- Important presentations of key figures from the Scottish art scene, including the major solo shows of Barbara Rae at Open Eye Gallery and Jonathan Owen at Ingleby Gallery; an exhibition tracing the careers of William Gillies and John Maxwell at City Art Centre; a multi-layered thematic exhibition at Dovecot Gallery, tracing Scottish art from 1945 to the present; new work by Glasgow-based Hayley Tompkins at Jupiter Artland; sculptor Kenny Hunter to be showcased at the Edinburgh Sculpture Workshop; and a solo show by Jennifer Bailey at Collective, in addition to a new sculptural viewing tower to look into the City Observatory by Birmingham-based Simon & Tom Bloor.
- The history of self-portraits across six centuries at the Scottish National Portrait Gallery, showcasing works by artists from Rembrandt and Gustave Courbet to Marina Abramović and Ai Weiwei; the first solo show in Scotland of Alice Neel at the University of Edinburgh’s Talbot Rice Gallery; self-portraits by the British photographer Jo Spence at Stills; and the international photography award, Taylor Wessing Photographic Portrait Prize 2015, at the Scottish National Portrait Gallery.
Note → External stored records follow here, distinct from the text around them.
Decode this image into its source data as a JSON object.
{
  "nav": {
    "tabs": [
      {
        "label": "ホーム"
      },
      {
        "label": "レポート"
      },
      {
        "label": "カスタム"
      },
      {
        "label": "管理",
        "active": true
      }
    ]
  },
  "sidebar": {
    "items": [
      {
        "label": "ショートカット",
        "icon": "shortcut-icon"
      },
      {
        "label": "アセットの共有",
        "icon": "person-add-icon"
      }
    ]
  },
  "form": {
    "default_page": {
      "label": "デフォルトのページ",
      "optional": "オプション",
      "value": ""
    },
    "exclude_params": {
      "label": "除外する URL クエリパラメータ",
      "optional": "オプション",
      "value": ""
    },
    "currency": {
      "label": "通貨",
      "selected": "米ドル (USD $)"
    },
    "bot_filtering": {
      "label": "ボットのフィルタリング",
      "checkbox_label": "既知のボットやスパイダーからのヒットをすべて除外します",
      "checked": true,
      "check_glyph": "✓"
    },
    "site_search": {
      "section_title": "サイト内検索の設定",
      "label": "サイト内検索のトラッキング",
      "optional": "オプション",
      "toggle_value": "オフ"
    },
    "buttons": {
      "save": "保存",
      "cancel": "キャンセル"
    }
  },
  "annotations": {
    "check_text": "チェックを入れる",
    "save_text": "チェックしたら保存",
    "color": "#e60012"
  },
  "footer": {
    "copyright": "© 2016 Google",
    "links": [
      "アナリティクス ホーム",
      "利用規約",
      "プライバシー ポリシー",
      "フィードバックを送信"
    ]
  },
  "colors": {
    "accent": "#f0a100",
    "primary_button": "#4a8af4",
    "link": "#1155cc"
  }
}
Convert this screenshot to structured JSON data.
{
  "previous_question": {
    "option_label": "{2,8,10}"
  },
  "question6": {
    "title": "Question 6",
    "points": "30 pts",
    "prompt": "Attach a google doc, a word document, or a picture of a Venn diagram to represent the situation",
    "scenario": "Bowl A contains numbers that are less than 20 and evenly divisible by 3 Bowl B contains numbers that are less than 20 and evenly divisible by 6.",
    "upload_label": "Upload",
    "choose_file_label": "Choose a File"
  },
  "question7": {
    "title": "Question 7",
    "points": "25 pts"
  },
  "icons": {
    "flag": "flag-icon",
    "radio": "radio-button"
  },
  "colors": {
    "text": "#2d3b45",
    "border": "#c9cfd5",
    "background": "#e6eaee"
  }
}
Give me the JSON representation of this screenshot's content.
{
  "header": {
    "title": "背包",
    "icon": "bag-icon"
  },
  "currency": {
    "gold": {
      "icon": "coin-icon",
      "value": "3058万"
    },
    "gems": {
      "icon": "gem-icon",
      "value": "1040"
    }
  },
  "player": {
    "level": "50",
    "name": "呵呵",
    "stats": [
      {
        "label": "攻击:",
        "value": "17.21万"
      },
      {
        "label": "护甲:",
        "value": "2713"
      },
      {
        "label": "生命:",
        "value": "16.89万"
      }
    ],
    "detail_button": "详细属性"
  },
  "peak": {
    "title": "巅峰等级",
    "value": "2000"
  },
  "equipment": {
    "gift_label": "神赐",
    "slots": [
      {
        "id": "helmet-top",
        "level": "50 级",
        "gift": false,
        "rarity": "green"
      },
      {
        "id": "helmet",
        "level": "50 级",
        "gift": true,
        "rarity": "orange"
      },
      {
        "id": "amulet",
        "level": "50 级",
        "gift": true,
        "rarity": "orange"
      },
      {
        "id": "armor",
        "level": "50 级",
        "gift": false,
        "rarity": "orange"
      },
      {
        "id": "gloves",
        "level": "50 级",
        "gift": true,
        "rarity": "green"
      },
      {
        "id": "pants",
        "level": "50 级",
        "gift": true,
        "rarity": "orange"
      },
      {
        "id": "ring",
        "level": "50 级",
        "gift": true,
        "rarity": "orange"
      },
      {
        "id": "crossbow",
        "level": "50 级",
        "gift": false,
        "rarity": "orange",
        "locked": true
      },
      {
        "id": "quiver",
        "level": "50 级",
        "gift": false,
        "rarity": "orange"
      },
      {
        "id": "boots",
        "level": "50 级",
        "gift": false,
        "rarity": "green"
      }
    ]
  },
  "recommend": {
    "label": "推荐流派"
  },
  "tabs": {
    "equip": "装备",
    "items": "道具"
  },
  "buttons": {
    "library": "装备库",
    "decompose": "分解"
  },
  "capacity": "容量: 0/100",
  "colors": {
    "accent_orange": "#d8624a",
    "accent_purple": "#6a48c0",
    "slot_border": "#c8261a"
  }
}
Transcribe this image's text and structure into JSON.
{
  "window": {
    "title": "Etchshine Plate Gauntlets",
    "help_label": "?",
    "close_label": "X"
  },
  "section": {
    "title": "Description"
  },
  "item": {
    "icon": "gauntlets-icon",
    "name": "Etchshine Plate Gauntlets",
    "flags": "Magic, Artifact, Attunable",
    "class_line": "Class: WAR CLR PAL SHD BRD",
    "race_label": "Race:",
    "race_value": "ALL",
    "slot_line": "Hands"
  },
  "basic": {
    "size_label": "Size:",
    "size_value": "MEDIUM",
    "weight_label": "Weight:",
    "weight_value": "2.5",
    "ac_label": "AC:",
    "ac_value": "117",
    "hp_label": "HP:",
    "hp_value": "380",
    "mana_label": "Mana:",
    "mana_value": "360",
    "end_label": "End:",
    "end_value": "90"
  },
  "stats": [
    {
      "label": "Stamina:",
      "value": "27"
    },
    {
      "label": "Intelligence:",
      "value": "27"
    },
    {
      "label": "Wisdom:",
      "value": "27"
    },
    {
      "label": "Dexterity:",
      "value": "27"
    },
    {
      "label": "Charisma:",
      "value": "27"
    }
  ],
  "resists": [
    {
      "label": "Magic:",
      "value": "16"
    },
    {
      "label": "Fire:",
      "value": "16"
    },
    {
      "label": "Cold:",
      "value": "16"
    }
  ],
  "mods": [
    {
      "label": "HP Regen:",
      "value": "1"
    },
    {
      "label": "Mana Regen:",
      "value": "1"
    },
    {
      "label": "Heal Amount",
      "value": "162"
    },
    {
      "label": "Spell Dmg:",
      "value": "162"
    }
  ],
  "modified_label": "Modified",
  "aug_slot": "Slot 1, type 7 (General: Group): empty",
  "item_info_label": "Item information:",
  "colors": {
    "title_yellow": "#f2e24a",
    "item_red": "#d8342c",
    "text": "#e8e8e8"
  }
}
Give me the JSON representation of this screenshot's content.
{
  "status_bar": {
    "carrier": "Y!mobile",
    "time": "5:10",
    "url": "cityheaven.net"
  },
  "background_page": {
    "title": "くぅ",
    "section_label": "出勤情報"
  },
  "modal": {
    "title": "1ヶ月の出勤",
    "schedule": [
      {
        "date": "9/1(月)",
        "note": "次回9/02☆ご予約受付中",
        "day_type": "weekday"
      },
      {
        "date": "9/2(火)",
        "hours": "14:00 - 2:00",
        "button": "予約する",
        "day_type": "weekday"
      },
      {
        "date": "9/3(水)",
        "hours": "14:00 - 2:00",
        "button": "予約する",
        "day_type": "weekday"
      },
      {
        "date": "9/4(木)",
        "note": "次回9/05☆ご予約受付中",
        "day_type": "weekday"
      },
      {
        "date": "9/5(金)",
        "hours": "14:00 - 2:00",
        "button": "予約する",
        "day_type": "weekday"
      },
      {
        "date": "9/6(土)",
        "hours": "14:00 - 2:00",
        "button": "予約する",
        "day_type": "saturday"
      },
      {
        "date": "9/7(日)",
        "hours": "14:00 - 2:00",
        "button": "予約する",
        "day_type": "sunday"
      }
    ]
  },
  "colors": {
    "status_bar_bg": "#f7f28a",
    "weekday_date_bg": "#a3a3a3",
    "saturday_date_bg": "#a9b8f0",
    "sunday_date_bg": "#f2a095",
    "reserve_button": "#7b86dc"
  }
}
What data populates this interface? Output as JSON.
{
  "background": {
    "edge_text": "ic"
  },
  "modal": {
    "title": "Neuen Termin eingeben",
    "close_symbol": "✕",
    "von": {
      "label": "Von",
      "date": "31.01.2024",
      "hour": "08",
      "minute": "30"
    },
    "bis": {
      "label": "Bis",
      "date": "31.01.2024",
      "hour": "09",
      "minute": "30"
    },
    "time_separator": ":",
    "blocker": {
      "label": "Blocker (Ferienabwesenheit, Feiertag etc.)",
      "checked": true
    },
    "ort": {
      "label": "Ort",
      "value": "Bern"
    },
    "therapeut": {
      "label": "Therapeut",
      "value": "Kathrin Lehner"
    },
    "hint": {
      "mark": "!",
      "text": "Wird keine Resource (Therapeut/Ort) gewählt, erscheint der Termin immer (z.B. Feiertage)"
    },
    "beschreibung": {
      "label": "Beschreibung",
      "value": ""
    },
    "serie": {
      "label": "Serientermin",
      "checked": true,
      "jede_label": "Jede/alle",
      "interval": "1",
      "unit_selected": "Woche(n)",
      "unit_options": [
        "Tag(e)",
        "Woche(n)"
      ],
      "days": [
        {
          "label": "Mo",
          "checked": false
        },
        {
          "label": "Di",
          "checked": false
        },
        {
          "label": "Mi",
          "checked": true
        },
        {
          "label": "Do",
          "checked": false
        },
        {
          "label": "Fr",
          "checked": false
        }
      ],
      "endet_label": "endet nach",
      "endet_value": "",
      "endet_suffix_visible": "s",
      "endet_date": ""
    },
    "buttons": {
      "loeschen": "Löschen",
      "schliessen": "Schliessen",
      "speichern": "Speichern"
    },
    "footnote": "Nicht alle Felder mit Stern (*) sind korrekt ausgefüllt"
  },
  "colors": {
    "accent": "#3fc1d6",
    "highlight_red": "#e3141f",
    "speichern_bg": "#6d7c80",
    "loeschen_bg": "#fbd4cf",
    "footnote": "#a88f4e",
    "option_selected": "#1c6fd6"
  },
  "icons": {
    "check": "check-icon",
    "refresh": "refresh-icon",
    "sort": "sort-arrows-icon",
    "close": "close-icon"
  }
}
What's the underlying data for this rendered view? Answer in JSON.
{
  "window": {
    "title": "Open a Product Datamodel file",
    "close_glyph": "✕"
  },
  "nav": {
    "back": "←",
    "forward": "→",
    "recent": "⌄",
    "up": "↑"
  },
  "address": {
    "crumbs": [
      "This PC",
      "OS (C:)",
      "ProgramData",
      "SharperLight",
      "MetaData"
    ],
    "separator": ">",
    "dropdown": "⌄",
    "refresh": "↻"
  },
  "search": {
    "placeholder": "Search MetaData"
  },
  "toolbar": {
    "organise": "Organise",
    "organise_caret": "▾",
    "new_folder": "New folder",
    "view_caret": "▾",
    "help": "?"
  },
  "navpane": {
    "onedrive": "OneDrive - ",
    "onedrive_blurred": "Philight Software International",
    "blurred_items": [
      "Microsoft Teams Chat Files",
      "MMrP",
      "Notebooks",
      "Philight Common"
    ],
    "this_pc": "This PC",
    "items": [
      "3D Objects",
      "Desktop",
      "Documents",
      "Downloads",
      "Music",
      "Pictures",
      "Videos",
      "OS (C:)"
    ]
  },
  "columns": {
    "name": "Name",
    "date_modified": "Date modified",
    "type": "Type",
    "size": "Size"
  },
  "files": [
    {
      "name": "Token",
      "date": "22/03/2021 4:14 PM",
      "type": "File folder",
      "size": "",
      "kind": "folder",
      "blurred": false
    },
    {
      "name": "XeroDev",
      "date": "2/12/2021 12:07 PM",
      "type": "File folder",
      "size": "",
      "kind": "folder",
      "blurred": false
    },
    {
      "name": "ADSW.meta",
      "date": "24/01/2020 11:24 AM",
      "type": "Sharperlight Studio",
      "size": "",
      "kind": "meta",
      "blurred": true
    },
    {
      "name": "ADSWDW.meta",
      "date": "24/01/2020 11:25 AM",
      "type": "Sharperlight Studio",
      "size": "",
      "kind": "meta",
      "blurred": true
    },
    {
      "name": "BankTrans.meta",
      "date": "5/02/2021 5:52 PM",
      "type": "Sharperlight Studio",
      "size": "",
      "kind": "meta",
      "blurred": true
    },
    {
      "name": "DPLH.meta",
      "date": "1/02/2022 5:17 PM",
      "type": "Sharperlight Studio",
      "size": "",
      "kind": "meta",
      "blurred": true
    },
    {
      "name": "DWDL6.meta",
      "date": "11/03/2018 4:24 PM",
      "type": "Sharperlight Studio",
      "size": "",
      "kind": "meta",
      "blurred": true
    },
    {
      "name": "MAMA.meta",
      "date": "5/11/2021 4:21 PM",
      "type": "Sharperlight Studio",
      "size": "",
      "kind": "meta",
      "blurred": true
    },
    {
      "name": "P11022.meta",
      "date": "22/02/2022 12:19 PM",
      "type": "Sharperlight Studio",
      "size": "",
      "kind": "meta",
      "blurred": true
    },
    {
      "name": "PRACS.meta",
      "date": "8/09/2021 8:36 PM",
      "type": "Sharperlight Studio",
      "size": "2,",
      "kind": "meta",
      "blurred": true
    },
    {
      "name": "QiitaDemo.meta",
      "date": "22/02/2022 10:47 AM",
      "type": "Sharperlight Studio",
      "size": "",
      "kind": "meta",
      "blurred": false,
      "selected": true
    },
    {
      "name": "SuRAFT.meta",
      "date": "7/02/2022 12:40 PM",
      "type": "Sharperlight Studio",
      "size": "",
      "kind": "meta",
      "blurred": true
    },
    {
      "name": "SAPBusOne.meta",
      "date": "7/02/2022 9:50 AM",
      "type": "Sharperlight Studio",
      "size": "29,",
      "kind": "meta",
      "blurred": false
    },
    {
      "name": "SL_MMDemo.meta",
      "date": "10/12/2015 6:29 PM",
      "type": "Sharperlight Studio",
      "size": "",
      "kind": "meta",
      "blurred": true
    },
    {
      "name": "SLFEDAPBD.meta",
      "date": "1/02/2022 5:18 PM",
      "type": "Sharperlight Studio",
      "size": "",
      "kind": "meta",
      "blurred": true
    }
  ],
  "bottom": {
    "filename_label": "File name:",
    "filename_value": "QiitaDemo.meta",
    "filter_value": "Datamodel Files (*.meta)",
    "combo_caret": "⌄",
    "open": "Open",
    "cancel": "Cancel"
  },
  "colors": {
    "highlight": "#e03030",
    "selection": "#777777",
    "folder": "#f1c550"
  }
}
- Art historical survey exhibitions including the first international exhibition showcasing the work of Charles-François Daubigny, a key figure in the development of 19th century French landscape painting, and his relationship with Monet and Van Gogh, at the Scottish National Gallery; an exhibition combining Surrealist works of art from four private collections at the Scottish National Gallery of Modern Art; an exhibition of Celtic art at the National Museum of Scotland featuring over 300 objects from across the UK and Europe, assembled in Scotland for the first time; and an exhibition celebrating four centuries of ‘The Art of the Garden’ at The Queen’s Gallery Palace of Holyroodhouse.
Multi-media collaborations, including new work by Canadian duo Donovan & Siegel at Edinburgh Printmakers; and new work commissioned by New Media Scotland‘s Alt-w Fund for locations including The Travelling Gallery and City Art Centre.
The next generation of talent in Scotland and beyond including Siân Robinson Davies at Edinburgh Sculpture Workshop; a group presentation from the studios at The Number Shop; the annual degree show at Edinburgh College of Art; and a group exhibition bringing together new work by Tim Dodds, Emma Hart and Susan Mowatt at Rhubaba.
image credits: Jonathan Owen, Untitled, 2016, EAF commission, Burns Monument, July-August 2016, Photo John McKenzie. Courtesy the Artist and Ingleby Gallery
Graham Fagan, EAF commission 2016, photo by Ross Fraser McLean/ Studio RoRo
Alice Neel, Hartley and Ginny, 1970. Courtesy the Estate of Alice Neel
Ciara Phillips. Every Woman, Dazzle Ship Scotland